A national push for tech education
The ongoing emergence of cloud computing and other technologies in workplaces across the globe has informed the thinking of not just business leaders, but educational administrators as well. Principals, school boards, teachers and parents are working together to better prepare students for the evolution of the working world.
No matter the age group, classrooms are now well stocked with laptops and tablets. The idea is that if young people can begin using these tools as if they were second nature, they would have a better grasp of future challenges and responsibilities in their careers. Without sapping schools of their inherently communal nature, thought leaders in education are implementing new strategies to establish the next wave of tech-savvy workers.
A bill for STEM education

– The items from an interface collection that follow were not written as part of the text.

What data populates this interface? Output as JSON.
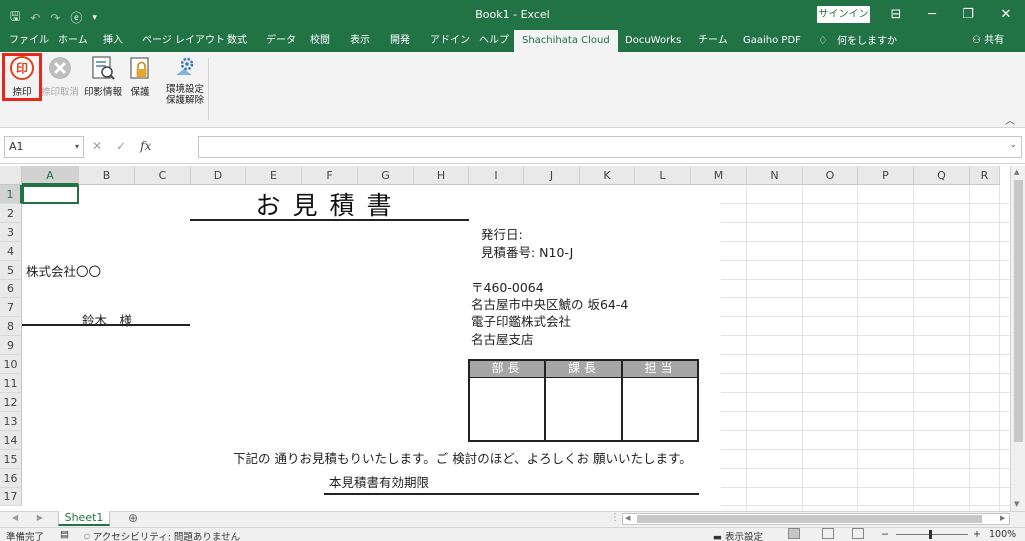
{
  "titlebar": {
    "qat": [
      "🖫",
      "↶",
      "↷",
      "ⓔ",
      "▾"
    ],
    "title": "Book1  -  Excel",
    "signin": "サインイン",
    "window_buttons": [
      "⊟",
      "─",
      "❐",
      "✕"
    ]
  },
  "tabs": [
    {
      "label": "ファイル",
      "active": false
    },
    {
      "label": "ホーム",
      "active": false
    },
    {
      "label": "挿入",
      "active": false
    },
    {
      "label": "ページ レイアウト",
      "active": false
    },
    {
      "label": "数式",
      "active": false
    },
    {
      "label": "データ",
      "active": false
    },
    {
      "label": "校閲",
      "active": false
    },
    {
      "label": "表示",
      "active": false
    },
    {
      "label": "開発",
      "active": false
    },
    {
      "label": "アドイン",
      "active": false
    },
    {
      "label": "ヘルプ",
      "active": false
    },
    {
      "label": "Shachihata Cloud",
      "active": true
    },
    {
      "label": "DocuWorks",
      "active": false
    },
    {
      "label": "チーム",
      "active": false
    },
    {
      "label": "Gaaiho PDF",
      "active": false
    }
  ],
  "tellme": {
    "icon": "lightbulb-icon",
    "label": "何をしますか"
  },
  "share": {
    "icon": "person-icon",
    "label": "共有"
  },
  "ribbon": {
    "buttons": [
      {
        "name": "stamp",
        "label": "捺印",
        "icon": "stamp-icon",
        "enabled": true
      },
      {
        "name": "cancel-stamp",
        "label": "捺印取消",
        "icon": "cancel-icon",
        "enabled": false
      },
      {
        "name": "stamp-info",
        "label": "印影情報",
        "icon": "stamp-info-icon",
        "enabled": true
      },
      {
        "name": "protect",
        "label": "保護",
        "icon": "lock-icon",
        "enabled": true
      },
      {
        "name": "settings",
        "label": "環境設定",
        "label2": "保護解除",
        "icon": "gear-icon",
        "enabled": true
      }
    ],
    "collapse": "︿"
  },
  "formula_bar": {
    "namebox": "A1",
    "cancel": "✕",
    "enter": "✓",
    "fx": "fx",
    "value": ""
  },
  "columns": [
    "A",
    "B",
    "C",
    "D",
    "E",
    "F",
    "G",
    "H",
    "I",
    "J",
    "K",
    "L",
    "M",
    "N",
    "O",
    "P",
    "Q",
    "R"
  ],
  "rows": [
    "1",
    "2",
    "3",
    "4",
    "5",
    "6",
    "7",
    "8",
    "9",
    "10",
    "11",
    "12",
    "13",
    "14",
    "15",
    "16",
    "17"
  ],
  "sheet": {
    "title": "お見積書",
    "issue_date_label": "発行日:",
    "quote_number": "見積番号: N10-J",
    "client_company": "株式会社〇〇",
    "client_person": "鈴木　様",
    "postal": "〒460-0064",
    "address": "名古屋市中央区鯱の 坂64-4",
    "company": "電子印鑑株式会社",
    "branch": "名古屋支店",
    "approval_headers": [
      "部長",
      "課長",
      "担当"
    ],
    "message": "下記の 通りお見積もりいたします。ご 検討のほど、よろしくお 願いいたします。",
    "validity": "本見積書有効期限"
  },
  "sheet_tabs": {
    "nav": "◀ ▶",
    "active": "Sheet1",
    "add": "⊕"
  },
  "status": {
    "ready": "準備完了",
    "accessibility": "アクセシビリティ: 問題ありません",
    "display_settings": "表示設定",
    "zoom_minus": "−",
    "zoom_plus": "+",
    "zoom": "100%"
  }
}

Approximately 60 leaders in the education and business fields, including representatives from Microsoft, Amazon, Starbucks and the University of Washington, are pushing legislators to pass a bill that would bolster computer science programs in schools throughout Washington state, according to GeekWire.
House Bill 1813 would create a grant program to fund equipment, train educators and teach students in this increasingly pertinent field. GeekWire added that the bill has already passed the state's House committees on education and appropriations.

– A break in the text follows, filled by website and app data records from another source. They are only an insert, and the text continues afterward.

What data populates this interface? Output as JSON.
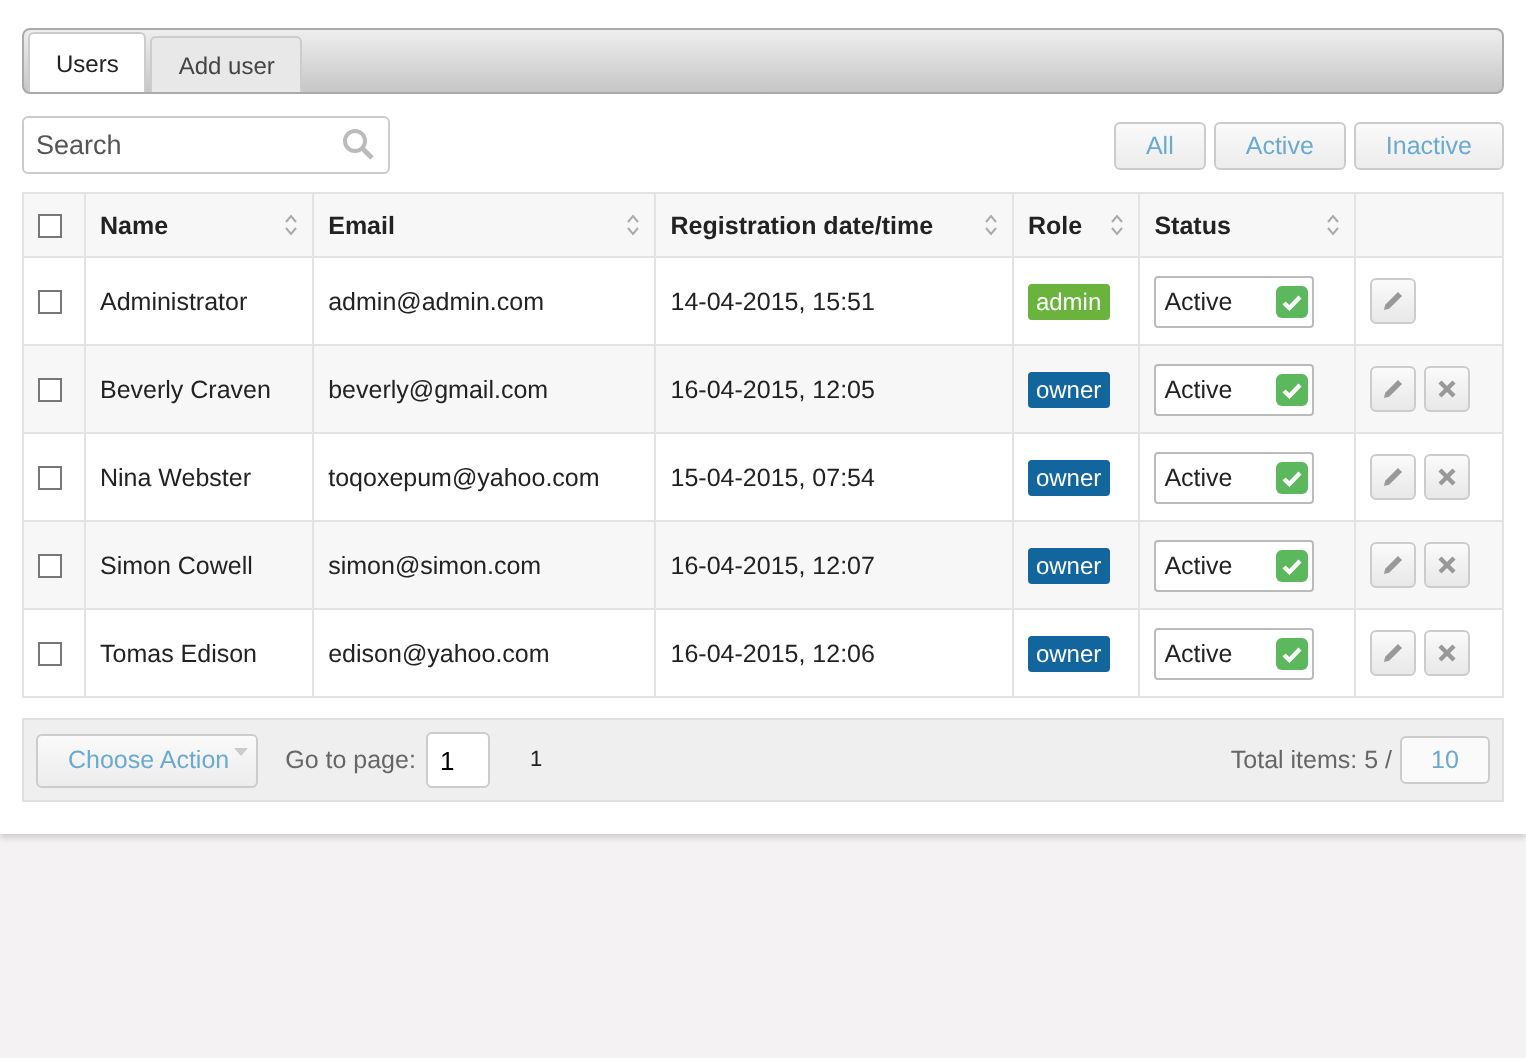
{
  "tabs": [
    {
      "label": "Users",
      "selected": true
    },
    {
      "label": "Add user",
      "selected": false
    }
  ],
  "search": {
    "placeholder": "Search"
  },
  "filters": [
    {
      "label": "All",
      "selected": false
    },
    {
      "label": "Active",
      "selected": false
    },
    {
      "label": "Inactive",
      "selected": false
    }
  ],
  "table": {
    "select_all": {
      "checked": false
    },
    "columns": [
      "Name",
      "Email",
      "Registration date/time",
      "Role",
      "Status"
    ],
    "rows": [
      {
        "checked": false,
        "name": "Administrator",
        "email": "admin@admin.com",
        "registered": "14-04-2015, 15:51",
        "role": "admin",
        "color": "#6ab43e",
        "status": "Active",
        "active": true,
        "actions": [
          {
            "kind": "edit"
          }
        ]
      },
      {
        "checked": false,
        "name": "Beverly Craven",
        "email": "beverly@gmail.com",
        "registered": "16-04-2015, 12:05",
        "role": "owner",
        "color": "#13659e",
        "status": "Active",
        "active": true,
        "actions": [
          {
            "kind": "edit"
          },
          {
            "kind": "delete"
          }
        ]
      },
      {
        "checked": false,
        "name": "Nina Webster",
        "email": "toqoxepum@yahoo.com",
        "registered": "15-04-2015, 07:54",
        "role": "owner",
        "color": "#13659e",
        "status": "Active",
        "active": true,
        "actions": [
          {
            "kind": "edit"
          },
          {
            "kind": "delete"
          }
        ]
      },
      {
        "checked": false,
        "name": "Simon Cowell",
        "email": "simon@simon.com",
        "registered": "16-04-2015, 12:07",
        "role": "owner",
        "color": "#13659e",
        "status": "Active",
        "active": true,
        "actions": [
          {
            "kind": "edit"
          },
          {
            "kind": "delete"
          }
        ]
      },
      {
        "checked": false,
        "name": "Tomas Edison",
        "email": "edison@yahoo.com",
        "registered": "16-04-2015, 12:06",
        "role": "owner",
        "color": "#13659e",
        "status": "Active",
        "active": true,
        "actions": [
          {
            "kind": "edit"
          },
          {
            "kind": "delete"
          }
        ]
      }
    ]
  },
  "footer": {
    "action_button": "Choose Action",
    "goto_label": "Go to page:",
    "page_value": "1",
    "pages": [
      "1"
    ],
    "total_label": "Total items: 5 /",
    "page_size": "10"
  }
}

"There are currently 20,000 open computing jobs across all industries in Washington, and these jobs are growing at three times the state average," the group noted in a letter to the legislators, according to the news outlet. "We compare that to 20,000 open jobs and wonder: why is this course only offered in 7 percent of our high schools?"
Philadelphia educational overhaul underway
The Notebook reported that much of the school system in Philadelphia is at the forefront of education reform when it comes to tech-related subjects. Robert Caroselli, principal of Fox Chase Elementary in Northeast Philadelphia, told the publication that schools throughout the district are in great need of servers. Yet at the same time, he isn't letting an infrastructural issue cut into the city's plans for tech education.
"I have kindergartners using Chromebooks," Caroselli told the publication. "They have Lexia, the intervention-based reading program. No one's ever tried it with them, and we tried it this year, and our data is showing they're moving their levels pretty [quickly]. They're really excited."
Dion Betts, the school's regional superintendent said that kids are growing up with technology all around them, and the educational initiatives are simply a way to help students catch up to the environment.